[Provided records Boundary: Start]
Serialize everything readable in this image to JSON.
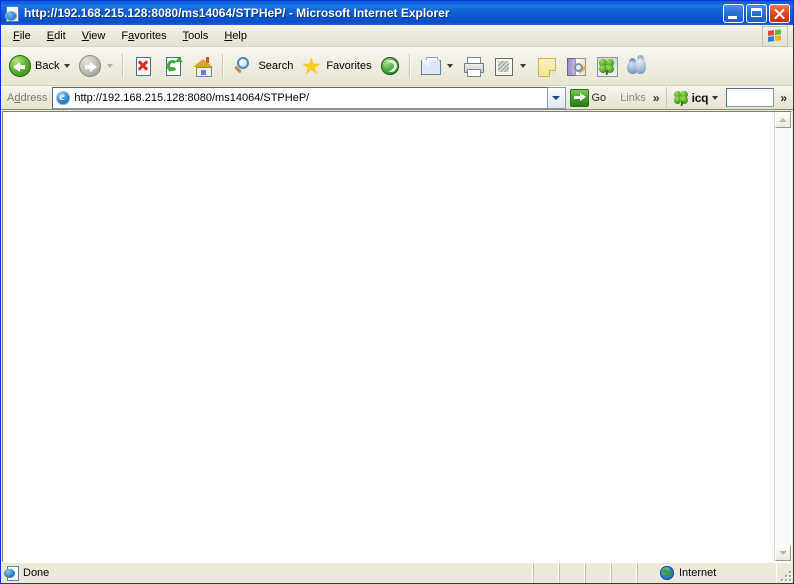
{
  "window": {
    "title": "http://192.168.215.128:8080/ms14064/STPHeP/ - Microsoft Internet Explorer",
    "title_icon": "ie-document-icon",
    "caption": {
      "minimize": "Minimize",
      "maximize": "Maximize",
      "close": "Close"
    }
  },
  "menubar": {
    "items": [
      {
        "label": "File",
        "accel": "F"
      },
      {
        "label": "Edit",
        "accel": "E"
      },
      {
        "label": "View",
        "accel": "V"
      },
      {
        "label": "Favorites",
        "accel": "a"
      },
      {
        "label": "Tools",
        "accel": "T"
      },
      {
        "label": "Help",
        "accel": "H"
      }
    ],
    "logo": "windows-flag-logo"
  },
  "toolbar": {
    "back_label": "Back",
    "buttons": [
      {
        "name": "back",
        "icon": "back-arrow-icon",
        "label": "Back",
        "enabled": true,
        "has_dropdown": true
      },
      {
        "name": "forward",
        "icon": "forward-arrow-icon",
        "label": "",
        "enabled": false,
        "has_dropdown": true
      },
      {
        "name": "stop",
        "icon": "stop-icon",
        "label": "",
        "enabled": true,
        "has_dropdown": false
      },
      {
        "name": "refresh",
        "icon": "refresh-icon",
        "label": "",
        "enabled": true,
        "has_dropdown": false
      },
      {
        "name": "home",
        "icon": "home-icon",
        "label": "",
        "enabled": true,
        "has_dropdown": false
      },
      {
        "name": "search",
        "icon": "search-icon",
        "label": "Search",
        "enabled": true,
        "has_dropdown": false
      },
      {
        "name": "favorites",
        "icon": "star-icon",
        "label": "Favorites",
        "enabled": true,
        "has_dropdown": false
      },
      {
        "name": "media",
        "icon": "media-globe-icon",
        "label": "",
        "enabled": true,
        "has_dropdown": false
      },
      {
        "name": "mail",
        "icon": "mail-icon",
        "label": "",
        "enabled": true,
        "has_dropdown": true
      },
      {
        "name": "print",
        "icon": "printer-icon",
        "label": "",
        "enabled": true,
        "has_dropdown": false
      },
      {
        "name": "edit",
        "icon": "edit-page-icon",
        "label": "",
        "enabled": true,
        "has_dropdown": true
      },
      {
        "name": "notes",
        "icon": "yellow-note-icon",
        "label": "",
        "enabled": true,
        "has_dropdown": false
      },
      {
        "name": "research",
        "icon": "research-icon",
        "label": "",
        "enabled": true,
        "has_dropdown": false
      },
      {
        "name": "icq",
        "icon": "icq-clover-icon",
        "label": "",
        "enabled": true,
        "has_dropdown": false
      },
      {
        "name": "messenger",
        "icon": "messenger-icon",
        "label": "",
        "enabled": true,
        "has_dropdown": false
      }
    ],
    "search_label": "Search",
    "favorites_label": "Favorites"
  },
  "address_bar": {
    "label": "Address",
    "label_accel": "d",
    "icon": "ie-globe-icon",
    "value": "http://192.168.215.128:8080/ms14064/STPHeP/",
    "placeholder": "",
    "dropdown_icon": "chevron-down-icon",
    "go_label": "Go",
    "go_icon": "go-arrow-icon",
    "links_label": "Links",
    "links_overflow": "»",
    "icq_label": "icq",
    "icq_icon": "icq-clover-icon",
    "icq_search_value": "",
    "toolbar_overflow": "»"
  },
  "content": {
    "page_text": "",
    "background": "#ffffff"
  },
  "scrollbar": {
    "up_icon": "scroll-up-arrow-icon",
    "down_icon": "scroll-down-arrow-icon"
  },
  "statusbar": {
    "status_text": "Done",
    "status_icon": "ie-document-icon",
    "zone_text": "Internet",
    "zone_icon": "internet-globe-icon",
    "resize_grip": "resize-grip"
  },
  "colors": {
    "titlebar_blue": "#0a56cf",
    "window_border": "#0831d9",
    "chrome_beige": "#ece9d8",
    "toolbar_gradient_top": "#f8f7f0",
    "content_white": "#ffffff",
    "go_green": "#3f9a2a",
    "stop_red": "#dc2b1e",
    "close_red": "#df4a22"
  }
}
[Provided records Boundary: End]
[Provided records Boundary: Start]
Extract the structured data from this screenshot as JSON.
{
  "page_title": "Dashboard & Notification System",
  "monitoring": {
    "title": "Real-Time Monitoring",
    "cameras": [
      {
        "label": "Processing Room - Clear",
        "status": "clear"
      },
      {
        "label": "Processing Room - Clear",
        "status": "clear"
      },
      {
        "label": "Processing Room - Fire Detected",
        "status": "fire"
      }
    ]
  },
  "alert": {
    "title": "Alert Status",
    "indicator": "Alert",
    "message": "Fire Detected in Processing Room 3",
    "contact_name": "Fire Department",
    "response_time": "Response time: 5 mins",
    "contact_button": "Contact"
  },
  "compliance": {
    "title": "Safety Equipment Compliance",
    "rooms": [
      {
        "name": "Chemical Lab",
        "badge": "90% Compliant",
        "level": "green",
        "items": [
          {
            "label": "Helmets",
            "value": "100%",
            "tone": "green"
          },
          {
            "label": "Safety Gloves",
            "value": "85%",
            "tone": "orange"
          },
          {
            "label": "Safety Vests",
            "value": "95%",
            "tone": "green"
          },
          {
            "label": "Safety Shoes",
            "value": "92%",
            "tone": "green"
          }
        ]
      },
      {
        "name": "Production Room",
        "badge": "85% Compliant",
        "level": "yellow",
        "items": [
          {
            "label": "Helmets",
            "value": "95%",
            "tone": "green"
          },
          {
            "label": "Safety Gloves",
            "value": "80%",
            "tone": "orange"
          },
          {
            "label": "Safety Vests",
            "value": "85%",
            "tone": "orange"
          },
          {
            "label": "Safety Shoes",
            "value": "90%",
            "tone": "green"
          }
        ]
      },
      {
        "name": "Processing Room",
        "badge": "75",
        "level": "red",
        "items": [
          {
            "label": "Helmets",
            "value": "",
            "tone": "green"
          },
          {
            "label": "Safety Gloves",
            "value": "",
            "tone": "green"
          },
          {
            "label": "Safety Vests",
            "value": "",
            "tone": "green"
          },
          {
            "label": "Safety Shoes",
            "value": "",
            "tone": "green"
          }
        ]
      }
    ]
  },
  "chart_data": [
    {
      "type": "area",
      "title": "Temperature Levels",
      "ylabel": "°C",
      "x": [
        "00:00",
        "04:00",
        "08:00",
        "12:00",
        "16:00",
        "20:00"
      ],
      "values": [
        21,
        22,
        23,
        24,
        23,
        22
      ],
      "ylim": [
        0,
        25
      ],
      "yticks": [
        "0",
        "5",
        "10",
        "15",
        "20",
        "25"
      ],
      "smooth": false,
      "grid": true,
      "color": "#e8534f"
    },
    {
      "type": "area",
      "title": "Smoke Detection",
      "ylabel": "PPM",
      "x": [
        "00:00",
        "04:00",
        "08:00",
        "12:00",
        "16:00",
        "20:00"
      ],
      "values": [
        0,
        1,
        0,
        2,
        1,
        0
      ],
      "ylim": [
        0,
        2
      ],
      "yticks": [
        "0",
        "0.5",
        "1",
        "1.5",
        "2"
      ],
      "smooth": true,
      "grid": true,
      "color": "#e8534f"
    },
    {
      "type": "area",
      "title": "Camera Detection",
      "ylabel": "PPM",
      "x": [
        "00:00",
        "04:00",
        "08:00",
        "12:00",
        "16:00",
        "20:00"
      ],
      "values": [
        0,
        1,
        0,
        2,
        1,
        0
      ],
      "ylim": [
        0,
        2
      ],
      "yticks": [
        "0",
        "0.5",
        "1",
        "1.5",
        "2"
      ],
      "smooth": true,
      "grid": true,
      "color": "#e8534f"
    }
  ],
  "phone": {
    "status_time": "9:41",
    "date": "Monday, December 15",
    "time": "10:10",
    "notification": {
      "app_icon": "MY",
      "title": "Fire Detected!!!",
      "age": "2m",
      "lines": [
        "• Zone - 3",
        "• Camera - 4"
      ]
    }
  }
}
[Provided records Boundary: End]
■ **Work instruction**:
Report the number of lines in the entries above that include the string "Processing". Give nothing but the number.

■ **Expected output**:
5